Assignment: Scan the listing below for the word "created", then copy each line that has it.

Information provided:
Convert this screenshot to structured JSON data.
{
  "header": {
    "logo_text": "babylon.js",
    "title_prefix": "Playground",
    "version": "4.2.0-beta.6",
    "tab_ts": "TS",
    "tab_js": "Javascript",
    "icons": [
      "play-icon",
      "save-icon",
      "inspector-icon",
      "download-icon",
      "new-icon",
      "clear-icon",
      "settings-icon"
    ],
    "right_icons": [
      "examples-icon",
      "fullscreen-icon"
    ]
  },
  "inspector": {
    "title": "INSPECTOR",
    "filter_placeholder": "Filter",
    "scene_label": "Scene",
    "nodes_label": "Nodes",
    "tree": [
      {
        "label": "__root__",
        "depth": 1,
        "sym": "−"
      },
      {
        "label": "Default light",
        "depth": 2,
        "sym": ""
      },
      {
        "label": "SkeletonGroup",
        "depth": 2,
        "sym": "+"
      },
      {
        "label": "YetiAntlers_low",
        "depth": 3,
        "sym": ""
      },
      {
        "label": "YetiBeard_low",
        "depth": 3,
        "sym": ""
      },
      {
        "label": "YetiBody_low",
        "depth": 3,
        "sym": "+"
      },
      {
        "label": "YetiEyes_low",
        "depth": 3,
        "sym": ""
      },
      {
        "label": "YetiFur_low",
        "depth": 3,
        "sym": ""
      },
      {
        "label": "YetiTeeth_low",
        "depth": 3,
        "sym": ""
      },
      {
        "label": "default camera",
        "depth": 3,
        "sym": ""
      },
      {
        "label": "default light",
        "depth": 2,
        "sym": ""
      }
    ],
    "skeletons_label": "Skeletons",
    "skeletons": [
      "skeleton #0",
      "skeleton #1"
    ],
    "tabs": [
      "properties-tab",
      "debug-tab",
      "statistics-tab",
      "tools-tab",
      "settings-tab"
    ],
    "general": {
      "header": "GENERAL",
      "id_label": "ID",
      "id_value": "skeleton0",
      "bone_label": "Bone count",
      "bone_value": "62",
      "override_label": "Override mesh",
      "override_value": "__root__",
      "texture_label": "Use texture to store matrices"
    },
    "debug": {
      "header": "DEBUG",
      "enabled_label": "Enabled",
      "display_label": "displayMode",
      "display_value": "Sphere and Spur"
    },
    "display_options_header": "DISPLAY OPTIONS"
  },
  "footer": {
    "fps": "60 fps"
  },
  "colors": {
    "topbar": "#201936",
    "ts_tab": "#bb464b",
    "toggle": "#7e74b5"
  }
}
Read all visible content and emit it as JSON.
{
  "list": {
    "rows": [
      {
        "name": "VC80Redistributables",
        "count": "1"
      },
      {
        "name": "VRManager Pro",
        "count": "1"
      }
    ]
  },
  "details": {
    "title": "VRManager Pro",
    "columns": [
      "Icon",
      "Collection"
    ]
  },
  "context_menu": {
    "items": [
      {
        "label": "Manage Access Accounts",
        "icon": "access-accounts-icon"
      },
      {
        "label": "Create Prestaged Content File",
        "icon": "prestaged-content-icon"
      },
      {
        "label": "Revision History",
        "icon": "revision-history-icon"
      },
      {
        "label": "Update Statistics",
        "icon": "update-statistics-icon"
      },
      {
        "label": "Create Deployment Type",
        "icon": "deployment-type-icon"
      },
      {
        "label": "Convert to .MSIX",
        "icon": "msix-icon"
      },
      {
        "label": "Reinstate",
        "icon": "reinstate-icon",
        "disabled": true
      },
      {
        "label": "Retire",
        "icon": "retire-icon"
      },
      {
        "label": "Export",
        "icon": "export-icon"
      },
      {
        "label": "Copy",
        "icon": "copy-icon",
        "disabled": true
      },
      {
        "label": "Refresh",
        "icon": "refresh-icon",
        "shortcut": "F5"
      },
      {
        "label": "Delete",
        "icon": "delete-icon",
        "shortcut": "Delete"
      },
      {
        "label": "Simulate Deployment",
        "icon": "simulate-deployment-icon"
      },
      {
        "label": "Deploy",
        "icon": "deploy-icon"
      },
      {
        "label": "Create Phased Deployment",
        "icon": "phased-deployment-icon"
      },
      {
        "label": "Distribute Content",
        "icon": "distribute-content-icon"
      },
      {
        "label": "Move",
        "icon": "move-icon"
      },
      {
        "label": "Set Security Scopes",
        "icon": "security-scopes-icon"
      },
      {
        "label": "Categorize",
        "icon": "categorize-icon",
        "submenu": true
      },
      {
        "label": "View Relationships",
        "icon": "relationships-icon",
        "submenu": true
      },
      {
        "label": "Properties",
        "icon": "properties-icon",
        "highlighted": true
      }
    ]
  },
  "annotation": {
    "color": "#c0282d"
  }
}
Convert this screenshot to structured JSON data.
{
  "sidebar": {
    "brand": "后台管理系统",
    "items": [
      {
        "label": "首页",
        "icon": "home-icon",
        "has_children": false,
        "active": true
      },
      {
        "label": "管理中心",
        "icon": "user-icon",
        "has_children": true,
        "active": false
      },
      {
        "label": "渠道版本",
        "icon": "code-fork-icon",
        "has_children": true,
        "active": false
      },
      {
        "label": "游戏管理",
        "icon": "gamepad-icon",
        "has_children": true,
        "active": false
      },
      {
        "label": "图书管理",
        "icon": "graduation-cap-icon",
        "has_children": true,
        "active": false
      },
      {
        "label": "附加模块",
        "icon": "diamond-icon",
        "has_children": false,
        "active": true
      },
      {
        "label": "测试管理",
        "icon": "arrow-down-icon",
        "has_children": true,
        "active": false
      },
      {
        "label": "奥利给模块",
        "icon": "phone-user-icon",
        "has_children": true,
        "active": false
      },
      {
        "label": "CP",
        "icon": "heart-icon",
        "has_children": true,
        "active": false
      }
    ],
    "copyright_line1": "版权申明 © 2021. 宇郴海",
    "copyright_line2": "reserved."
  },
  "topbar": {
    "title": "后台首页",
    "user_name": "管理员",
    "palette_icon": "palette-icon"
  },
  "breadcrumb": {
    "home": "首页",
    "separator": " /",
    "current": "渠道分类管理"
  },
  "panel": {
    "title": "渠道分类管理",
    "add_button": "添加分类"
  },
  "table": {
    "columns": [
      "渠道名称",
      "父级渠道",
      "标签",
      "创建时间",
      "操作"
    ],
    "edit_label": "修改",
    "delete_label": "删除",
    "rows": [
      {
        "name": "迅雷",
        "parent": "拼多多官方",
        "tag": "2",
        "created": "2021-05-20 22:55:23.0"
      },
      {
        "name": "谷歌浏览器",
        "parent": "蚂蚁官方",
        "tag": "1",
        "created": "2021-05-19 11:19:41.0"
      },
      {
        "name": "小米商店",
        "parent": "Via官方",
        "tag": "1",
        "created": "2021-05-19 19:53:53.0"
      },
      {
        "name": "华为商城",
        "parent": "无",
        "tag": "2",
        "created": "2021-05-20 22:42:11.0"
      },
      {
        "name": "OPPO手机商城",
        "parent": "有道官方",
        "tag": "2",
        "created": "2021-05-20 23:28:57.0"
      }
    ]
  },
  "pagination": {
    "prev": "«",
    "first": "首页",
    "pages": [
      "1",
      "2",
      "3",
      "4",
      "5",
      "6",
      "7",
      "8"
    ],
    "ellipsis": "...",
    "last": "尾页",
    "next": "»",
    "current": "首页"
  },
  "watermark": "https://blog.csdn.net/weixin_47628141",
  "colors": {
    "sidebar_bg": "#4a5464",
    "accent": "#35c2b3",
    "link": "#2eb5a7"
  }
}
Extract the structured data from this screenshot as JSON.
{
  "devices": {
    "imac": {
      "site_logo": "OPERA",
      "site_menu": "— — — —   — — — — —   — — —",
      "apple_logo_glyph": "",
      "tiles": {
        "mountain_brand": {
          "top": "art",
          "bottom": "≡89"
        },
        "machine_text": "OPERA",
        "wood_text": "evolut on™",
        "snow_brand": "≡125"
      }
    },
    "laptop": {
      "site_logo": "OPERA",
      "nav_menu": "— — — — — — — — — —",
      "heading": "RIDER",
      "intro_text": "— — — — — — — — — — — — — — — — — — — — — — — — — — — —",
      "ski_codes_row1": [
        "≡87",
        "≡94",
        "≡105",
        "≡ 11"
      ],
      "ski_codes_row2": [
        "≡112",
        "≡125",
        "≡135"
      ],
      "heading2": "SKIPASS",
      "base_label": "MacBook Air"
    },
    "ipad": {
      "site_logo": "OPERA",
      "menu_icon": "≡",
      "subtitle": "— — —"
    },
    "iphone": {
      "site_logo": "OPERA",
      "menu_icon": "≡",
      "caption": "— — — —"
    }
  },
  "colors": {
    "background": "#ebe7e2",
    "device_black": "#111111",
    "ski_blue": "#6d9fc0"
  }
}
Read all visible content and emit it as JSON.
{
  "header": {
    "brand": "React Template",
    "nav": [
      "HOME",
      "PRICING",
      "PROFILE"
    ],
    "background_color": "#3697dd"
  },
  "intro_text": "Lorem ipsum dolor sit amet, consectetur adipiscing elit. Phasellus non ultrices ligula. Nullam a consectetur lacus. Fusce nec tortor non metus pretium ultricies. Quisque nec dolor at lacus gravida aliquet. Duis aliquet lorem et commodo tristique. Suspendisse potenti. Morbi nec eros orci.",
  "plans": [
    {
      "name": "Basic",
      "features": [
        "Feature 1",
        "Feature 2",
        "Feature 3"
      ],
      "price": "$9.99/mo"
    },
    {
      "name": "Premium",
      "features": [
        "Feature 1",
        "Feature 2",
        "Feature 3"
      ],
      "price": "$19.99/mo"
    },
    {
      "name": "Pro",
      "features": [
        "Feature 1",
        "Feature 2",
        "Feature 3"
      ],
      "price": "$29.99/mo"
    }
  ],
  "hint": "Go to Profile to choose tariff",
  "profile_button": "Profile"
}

Output of the task:
        "created": "2021-05-20 22:55:23.0"
        "created": "2021-05-19 11:19:41.0"
        "created": "2021-05-19 19:53:53.0"
        "created": "2021-05-20 22:42:11.0"
        "created": "2021-05-20 23:28:57.0"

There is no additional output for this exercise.